Read through the records below and copy each line that uses the word "title".

• **DATA PROVIDED**:
⟨

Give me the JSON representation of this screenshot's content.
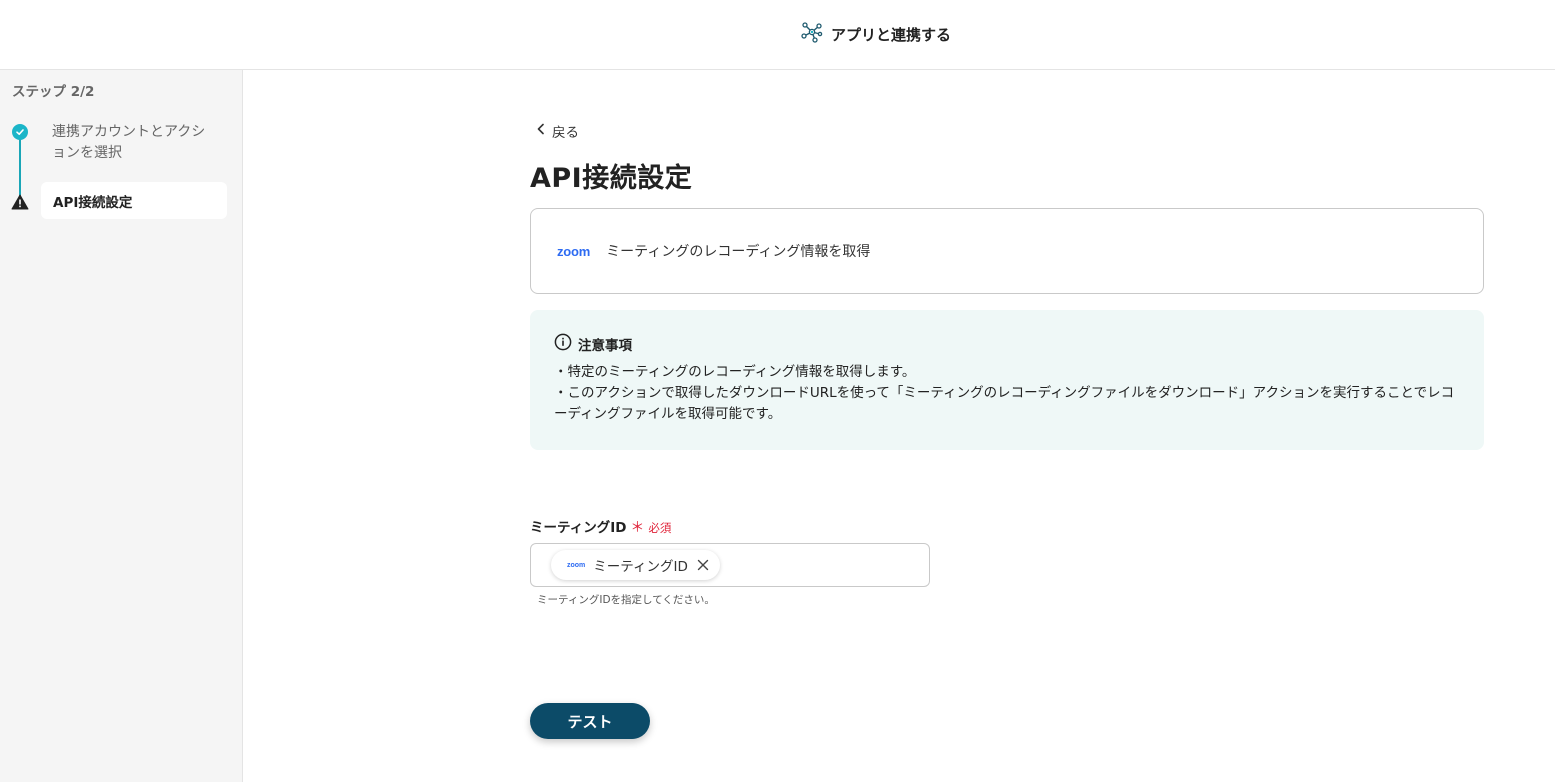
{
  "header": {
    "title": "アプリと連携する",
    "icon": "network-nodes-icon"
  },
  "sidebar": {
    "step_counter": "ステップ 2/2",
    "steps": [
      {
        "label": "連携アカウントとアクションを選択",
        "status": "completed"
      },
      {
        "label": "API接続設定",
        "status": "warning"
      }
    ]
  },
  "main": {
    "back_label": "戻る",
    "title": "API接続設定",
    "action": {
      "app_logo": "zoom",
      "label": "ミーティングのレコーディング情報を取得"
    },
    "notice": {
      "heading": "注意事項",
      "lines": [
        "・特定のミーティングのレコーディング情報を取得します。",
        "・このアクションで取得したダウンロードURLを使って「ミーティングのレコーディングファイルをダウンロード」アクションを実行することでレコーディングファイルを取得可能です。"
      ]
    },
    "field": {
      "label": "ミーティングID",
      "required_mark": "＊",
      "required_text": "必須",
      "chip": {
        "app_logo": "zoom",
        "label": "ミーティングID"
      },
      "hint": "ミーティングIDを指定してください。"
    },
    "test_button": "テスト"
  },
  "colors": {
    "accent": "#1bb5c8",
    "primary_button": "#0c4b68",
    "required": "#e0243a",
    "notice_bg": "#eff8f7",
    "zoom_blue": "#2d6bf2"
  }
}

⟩
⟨

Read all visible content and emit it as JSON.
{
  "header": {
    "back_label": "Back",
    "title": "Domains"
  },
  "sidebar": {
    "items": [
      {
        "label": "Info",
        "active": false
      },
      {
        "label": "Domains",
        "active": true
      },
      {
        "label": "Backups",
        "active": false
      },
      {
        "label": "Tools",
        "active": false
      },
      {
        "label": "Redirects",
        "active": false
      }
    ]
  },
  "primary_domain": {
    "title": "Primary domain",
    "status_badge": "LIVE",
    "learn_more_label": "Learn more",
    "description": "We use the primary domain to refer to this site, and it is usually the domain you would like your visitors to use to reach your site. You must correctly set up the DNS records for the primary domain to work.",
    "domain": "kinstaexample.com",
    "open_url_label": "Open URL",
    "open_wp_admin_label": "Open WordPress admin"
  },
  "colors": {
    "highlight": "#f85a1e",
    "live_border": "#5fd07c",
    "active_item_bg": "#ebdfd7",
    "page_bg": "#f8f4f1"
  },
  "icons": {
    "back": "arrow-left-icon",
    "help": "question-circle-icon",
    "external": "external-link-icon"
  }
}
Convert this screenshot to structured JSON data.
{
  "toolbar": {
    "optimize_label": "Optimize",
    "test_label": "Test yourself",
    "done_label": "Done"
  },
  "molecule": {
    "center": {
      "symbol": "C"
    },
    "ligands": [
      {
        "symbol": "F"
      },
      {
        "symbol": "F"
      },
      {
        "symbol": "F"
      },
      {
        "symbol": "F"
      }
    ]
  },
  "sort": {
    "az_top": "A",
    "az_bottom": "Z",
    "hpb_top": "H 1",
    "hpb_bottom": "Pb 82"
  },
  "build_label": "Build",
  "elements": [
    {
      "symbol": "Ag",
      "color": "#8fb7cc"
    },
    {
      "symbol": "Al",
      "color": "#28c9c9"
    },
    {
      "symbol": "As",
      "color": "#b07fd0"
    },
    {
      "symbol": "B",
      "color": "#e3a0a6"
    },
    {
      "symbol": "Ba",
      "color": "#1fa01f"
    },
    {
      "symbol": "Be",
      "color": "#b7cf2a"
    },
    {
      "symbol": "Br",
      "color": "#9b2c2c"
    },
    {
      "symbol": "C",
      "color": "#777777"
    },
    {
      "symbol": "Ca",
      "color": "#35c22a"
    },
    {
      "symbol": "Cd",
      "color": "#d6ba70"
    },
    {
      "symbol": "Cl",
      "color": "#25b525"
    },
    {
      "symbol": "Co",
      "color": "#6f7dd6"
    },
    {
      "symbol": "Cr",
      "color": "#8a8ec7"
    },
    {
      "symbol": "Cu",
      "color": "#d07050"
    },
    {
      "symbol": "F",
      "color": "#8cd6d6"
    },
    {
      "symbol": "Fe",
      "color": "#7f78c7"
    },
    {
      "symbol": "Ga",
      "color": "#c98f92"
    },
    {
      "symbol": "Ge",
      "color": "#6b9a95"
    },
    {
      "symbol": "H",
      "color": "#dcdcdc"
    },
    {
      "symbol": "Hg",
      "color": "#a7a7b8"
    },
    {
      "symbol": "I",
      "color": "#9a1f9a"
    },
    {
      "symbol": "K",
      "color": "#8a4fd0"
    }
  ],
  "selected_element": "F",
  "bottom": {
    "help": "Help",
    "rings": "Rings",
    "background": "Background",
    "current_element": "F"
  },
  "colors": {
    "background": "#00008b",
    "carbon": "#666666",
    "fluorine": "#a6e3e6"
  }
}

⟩

• **ANSWER BELOW**:
    "title": "アプリと連携する",
    "title": "API接続設定",
    "title": "Domains"
    "title": "Primary domain",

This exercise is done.